Meanwhile, comparing the basic investment characteristics of the homebuilding and utility stocks provides plenty of indications why these groups usually follow such different paths. Utility stocks, for starters, get high marks for Price Stability (median score: 95 out of 100) and Earnings Predictability (75 out of 100). On these same measures, the homebuilders can be found at the other end of the spectrum, with scores of 20 and 10, respectively. Income is another obvious point of differentiation. The median dividend yield for an electric utility is nearly 4.5%, meaning quarterly cash payouts will usually represent a significant portion of an investor’s total return. By comparison, the typical dividend paying stock in the Value Line universe offers a yield of 2.4%, while the majority of the homebuilders don’t have a recurring cash payout.
Investors who put the most emphasis on stability and predictability may want to take a closer look at SCANA Corp. (SCG) or Southern Company (SO). These two utilities get top scores for both Price Stability and Earnings Predictability. Those willing to accept some incremental volatility in exchange for a higher yield will likely be more interested in Pepco Holdings (POM) and TECO Energy (TE). These equities don’t score quite as well for Price Stability, but both offer yields in excess of 5.5%. By comparison, the yields on SCG and SO are roughly comparable to the industry average.
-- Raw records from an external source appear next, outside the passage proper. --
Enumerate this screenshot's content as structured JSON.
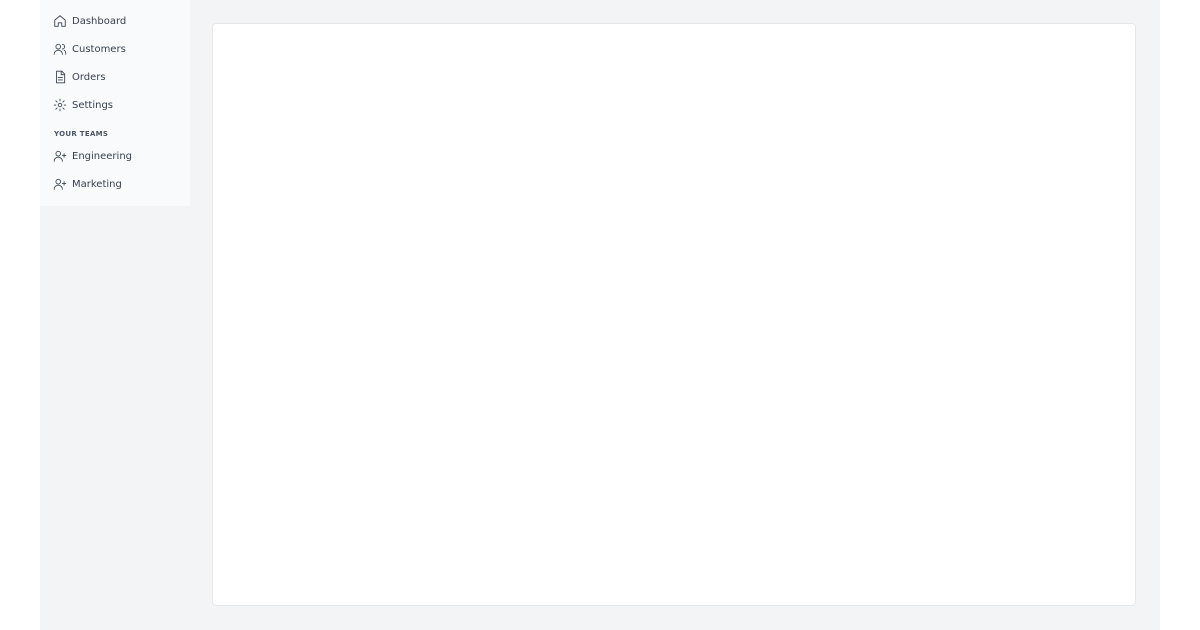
{
  "sidebar": {
    "nav_items": [
      {
        "label": "Dashboard",
        "icon": "home-icon"
      },
      {
        "label": "Customers",
        "icon": "users-icon"
      },
      {
        "label": "Orders",
        "icon": "document-icon"
      },
      {
        "label": "Settings",
        "icon": "gear-icon"
      }
    ],
    "teams_heading": "YOUR TEAMS",
    "teams": [
      {
        "label": "Engineering",
        "icon": "user-plus-icon"
      },
      {
        "label": "Marketing",
        "icon": "user-plus-icon"
      }
    ]
  },
  "colors": {
    "page_bg": "#f3f4f6",
    "sidebar_bg": "#f9fafb",
    "card_bg": "#ffffff",
    "text": "#374151"
  }
}
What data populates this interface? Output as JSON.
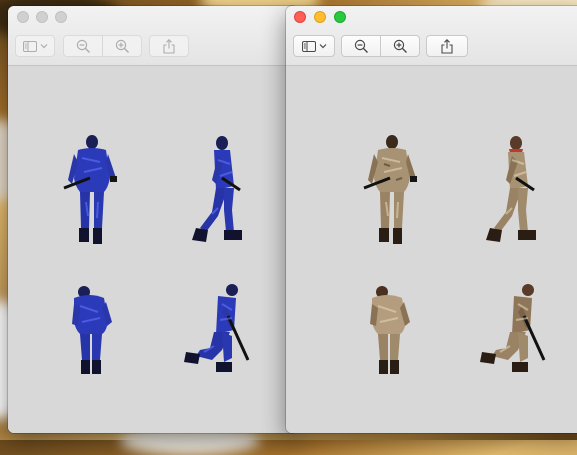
{
  "desktop": {
    "wallpaper": "warm-blurred-photo"
  },
  "windows": [
    {
      "id": "preview-left",
      "state": "inactive",
      "sprite_tint": "#2b3ab8",
      "toolbar": [
        "sidebar-icon",
        "chevron-down-icon",
        "zoom-out-icon",
        "zoom-in-icon",
        "share-icon"
      ],
      "sprites": [
        "soldier-back-standing",
        "soldier-side-walking",
        "soldier-back-crouched",
        "soldier-side-crouching-aiming"
      ]
    },
    {
      "id": "preview-right",
      "state": "active",
      "sprite_tint": "#8a7355",
      "toolbar": [
        "sidebar-icon",
        "chevron-down-icon",
        "zoom-out-icon",
        "zoom-in-icon",
        "share-icon"
      ],
      "sprites": [
        "soldier-back-standing",
        "soldier-side-walking",
        "soldier-back-crouched",
        "soldier-side-crouching-aiming"
      ]
    }
  ]
}
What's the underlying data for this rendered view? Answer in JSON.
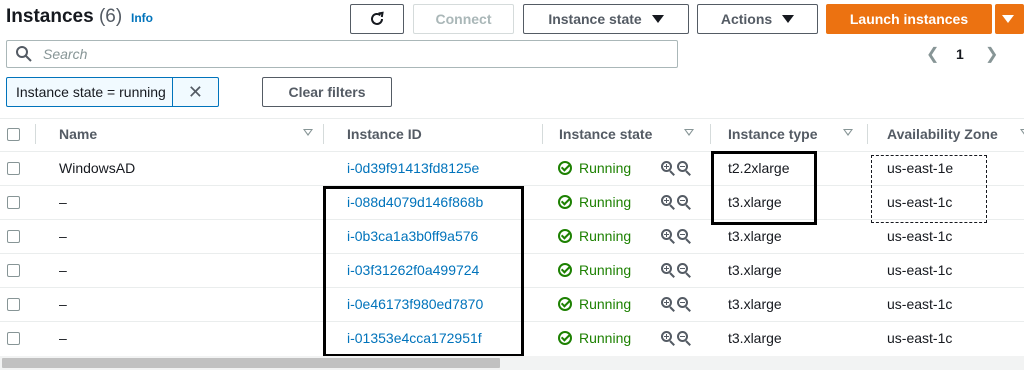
{
  "header": {
    "title": "Instances",
    "count": "(6)",
    "info": "Info",
    "connect": "Connect",
    "instance_state": "Instance state",
    "actions": "Actions",
    "launch": "Launch instances"
  },
  "search": {
    "placeholder": "Search"
  },
  "pagination": {
    "page": "1"
  },
  "filter": {
    "token": "Instance state = running",
    "clear": "Clear filters"
  },
  "columns": [
    "Name",
    "Instance ID",
    "Instance state",
    "Instance type",
    "Availability Zone"
  ],
  "rows": [
    {
      "name": "WindowsAD",
      "id": "i-0d39f91413fd8125e",
      "state": "Running",
      "type": "t2.2xlarge",
      "az": "us-east-1e"
    },
    {
      "name": "–",
      "id": "i-088d4079d146f868b",
      "state": "Running",
      "type": "t3.xlarge",
      "az": "us-east-1c"
    },
    {
      "name": "–",
      "id": "i-0b3ca1a3b0ff9a576",
      "state": "Running",
      "type": "t3.xlarge",
      "az": "us-east-1c"
    },
    {
      "name": "–",
      "id": "i-03f31262f0a499724",
      "state": "Running",
      "type": "t3.xlarge",
      "az": "us-east-1c"
    },
    {
      "name": "–",
      "id": "i-0e46173f980ed7870",
      "state": "Running",
      "type": "t3.xlarge",
      "az": "us-east-1c"
    },
    {
      "name": "–",
      "id": "i-01353e4cca172951f",
      "state": "Running",
      "type": "t3.xlarge",
      "az": "us-east-1c"
    }
  ],
  "colors": {
    "link": "#0073bb",
    "running": "#1d8102",
    "primary": "#ec7211"
  }
}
The trade-off for utility investors is usually long-term appreciation potential. The median price-appreciation potential for the group is just 10%, well below the 80% median for the Value Line universe. As a whole, the homebuilding industry doesn’t stand out either for the long term (median appreciation potential: 45%), but a handful of these stocks will likely appeal to patient, risk-tolerant investors seeking attractive investment gains over the next 3 to 5 years. For these investors, PulteGroup (PHM) stock is probably worth a closer look. For 2012, the company looks set to generate its first full-year profit since the collapse of the housing bubble more than five years ago. Moreover, its current emphasis on improving its operating structure, though likely limiting its progress on new order growth in the near term, should pay off in the long run, positioning investors to realize above-average price appreciation to 2015-2017.
At the time of this article's writing, the author did not have positions in any of the companies mentioned.